The New England Journal Of Medicine:
The Future Of Transgender Coverage
In tandem with the growing visibility and acceptance of transgender people in the United States, we have seen a rapid increase in insurance coverage for health care services related to gender transition. Despite ongoing court battles over federal nondiscrimination protections for transgender people and uncertainty over the future of the Affordable Care Act (ACA), this trend is likely to continue: Medicare, many state-regulated private plans, some state Medicaid programs, and an increasing number of employer-sponsored plans now cover transition-related care for transgender people. These changes are driven by a growing expert consensus on the medical necessity of gender transition, new legal interpretations prohibiting insurance discrimination against transgender people, and mounting evidence that transgender-inclusive coverage is cost-effective. (Kellan E. Baker, 5/11)
St. Louis Post-Dispatch:
SLU School Of Medicine On Probation?
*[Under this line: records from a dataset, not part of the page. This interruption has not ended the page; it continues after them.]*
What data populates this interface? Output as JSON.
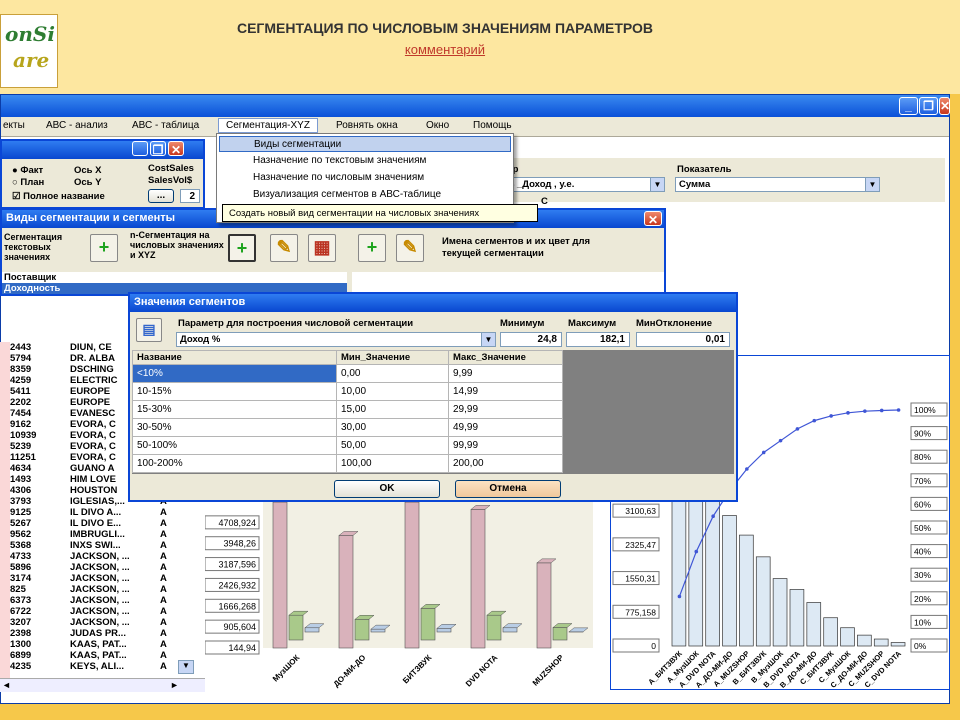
{
  "banner": {
    "logo_line1": "onSi",
    "logo_line2": "are",
    "title": "СЕГМЕНТАЦИЯ ПО ЧИСЛОВЫМ ЗНАЧЕНИЯМ ПАРАМЕТРОВ",
    "comment_link": "комментарий"
  },
  "window": {
    "minimize": "_",
    "restore": "❐",
    "close": "✕"
  },
  "menu": {
    "items": [
      "екты",
      "АВС - анализ",
      "АВС - таблица",
      "Сегментация-XYZ",
      "Ровнять окна",
      "Окно",
      "Помощь"
    ],
    "dropdown": [
      "Виды сегментации",
      "Назначение по текстовым значениям",
      "Назначение по числовым значениям",
      "Визуализация сегментов в АВС-таблице"
    ],
    "tooltip": "Создать новый вид сегментации на числовых значениях"
  },
  "params": {
    "radio_fact": "Факт",
    "radio_plan": "План",
    "checkbox_fullname": "Полное название",
    "axis_x": "Ось X",
    "axis_y": "Ось Y",
    "cost_sales": "CostSales",
    "sales_vol": "SalesVol$",
    "ellipsis": "...",
    "num": "2",
    "filter_label": "тр",
    "filter_value": "$   _Доход , у.е.",
    "indicator_label": "Показатель",
    "indicator_value": "Сумма",
    "c_label": "С"
  },
  "segTypes": {
    "title": "Виды сегментации и сегменты",
    "text_seg": "Сегментация текстовых значениях",
    "num_seg": "n-Сегментация на числовых значениях и XYZ",
    "list": [
      "Поставщик",
      "Доходность"
    ],
    "seg_names_label": "Имена сегментов и их цвет для текущей сегментации"
  },
  "segDialog": {
    "title": "Значения сегментов",
    "param_label": "Параметр для построения числовой сегментации",
    "param_value": "Доход %",
    "min_label": "Минимум",
    "max_label": "Максимум",
    "dev_label": "МинОтклонение",
    "min_value": "24,8",
    "max_value": "182,1",
    "dev_value": "0,01",
    "columns": [
      "Название",
      "Мин_Значение",
      "Макс_Значение"
    ],
    "rows": [
      [
        "<10%",
        "0,00",
        "9,99"
      ],
      [
        "10-15%",
        "10,00",
        "14,99"
      ],
      [
        "15-30%",
        "15,00",
        "29,99"
      ],
      [
        "30-50%",
        "30,00",
        "49,99"
      ],
      [
        "50-100%",
        "50,00",
        "99,99"
      ],
      [
        "100-200%",
        "100,00",
        "200,00"
      ]
    ],
    "ok": "OK",
    "cancel": "Отмена"
  },
  "suppliers": [
    [
      "2443",
      "DIUN, CE"
    ],
    [
      "5794",
      "DR. ALBA"
    ],
    [
      "8359",
      "DSCHING"
    ],
    [
      "4259",
      "ELECTRIC"
    ],
    [
      "5411",
      "EUROPE"
    ],
    [
      "2202",
      "EUROPE"
    ],
    [
      "7454",
      "EVANESC"
    ],
    [
      "9162",
      "EVORA, C"
    ],
    [
      "10939",
      "EVORA, C"
    ],
    [
      "5239",
      "EVORA, C"
    ],
    [
      "11251",
      "EVORA, C"
    ],
    [
      "4634",
      "GUANO A"
    ],
    [
      "1493",
      "HIM LOVE"
    ],
    [
      "4306",
      "HOUSTON"
    ],
    [
      "3793",
      "IGLESIAS,..."
    ],
    [
      "9125",
      "IL DIVO A..."
    ],
    [
      "5267",
      "IL DIVO E..."
    ],
    [
      "9562",
      "IMBRUGLI..."
    ],
    [
      "5368",
      "INXS SWI..."
    ],
    [
      "4733",
      "JACKSON, ..."
    ],
    [
      "5896",
      "JACKSON, ..."
    ],
    [
      "3174",
      "JACKSON, ..."
    ],
    [
      "825",
      "JACKSON, ..."
    ],
    [
      "6373",
      "JACKSON, ..."
    ],
    [
      "6722",
      "JACKSON, ..."
    ],
    [
      "3207",
      "JACKSON, ..."
    ],
    [
      "2398",
      "JUDAS PR..."
    ],
    [
      "1300",
      "KAAS, PAT..."
    ],
    [
      "6899",
      "KAAS, PAT..."
    ],
    [
      "4235",
      "KEYS, ALI..."
    ]
  ],
  "supplier_class": "А",
  "chart_data": [
    {
      "type": "bar",
      "categories": [
        "МузШОК",
        "ДО-МИ-ДО",
        "БИТЗВУК",
        "DVD NOTA",
        "MUZSHOP"
      ],
      "y_ticks": [
        "144,94",
        "905,604",
        "1666,268",
        "2426,932",
        "3187,596",
        "3948,26",
        "4708,924"
      ],
      "series": [
        {
          "values": [
            6100,
            4250,
            6100,
            5200,
            3250
          ]
        },
        {
          "values": [
            1050,
            900,
            1300,
            1050,
            600
          ]
        },
        {
          "values": [
            300,
            250,
            280,
            300,
            150
          ]
        }
      ],
      "ylim": [
        144.94,
        5469.588
      ]
    },
    {
      "type": "bar",
      "categories": [
        "А_БИТЗВУК",
        "А_МузШОК",
        "А_DVD NOTA",
        "А_ДО-МИ-ДО",
        "А_MUZSHOP",
        "В_БИТЗВУК",
        "В_МузШОК",
        "В_DVD NOTA",
        "В_ДО-МИ-ДО",
        "С_БИТЗВУК",
        "С_МузШОК",
        "С_ДО-МИ-ДО",
        "С_MUZSHOP",
        "С_DVD NOTA"
      ],
      "y_ticks": [
        "0",
        "775,158",
        "1550,31",
        "2325,47",
        "3100,63",
        "3875,79",
        "4650,94"
      ],
      "pct_ticks": [
        "0%",
        "10%",
        "20%",
        "30%",
        "40%",
        "50%",
        "60%",
        "70%",
        "80%",
        "90%",
        "100%"
      ],
      "values": [
        6050,
        5000,
        4200,
        3000,
        2550,
        2050,
        1550,
        1300,
        1000,
        650,
        420,
        250,
        160,
        80
      ],
      "cumulative_pct": [
        21,
        40,
        55,
        66,
        75,
        82,
        87,
        92,
        95.5,
        97.5,
        98.8,
        99.5,
        99.8,
        100
      ],
      "ylim": [
        0,
        5426.1
      ]
    }
  ],
  "colors": {
    "banner_bg": "#fde7a0",
    "page_bg": "#f6c84a",
    "titlebar": "#0a50d8",
    "bar_pink": "#d9b2bb",
    "bar_green": "#a9c98a",
    "bar_blue": "#b9cde5",
    "pareto_bar": "#dde9f4",
    "pareto_line": "#3f56d6"
  }
}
Over 50 percent of doctors suffer from burnout, and we lose more than 400 doctors a year to suicide caused by a toxic work environment. About one-third of resident physicians suffer from burnout. It starts in medical school. Three years ago, the Journal of the American Medical Association-Psychiatry published an article titled “Med student depression, suicide: National response required.” [St. Louis University] has been one of the most active and undeniably the most successful medical school to address this ongoing tragedy, basing medical education on the Jesuit underpinnings of educating and nurturing the whole person: mind, body, spirit and heart. (Keith Frederick and Bob Onder, 5/12)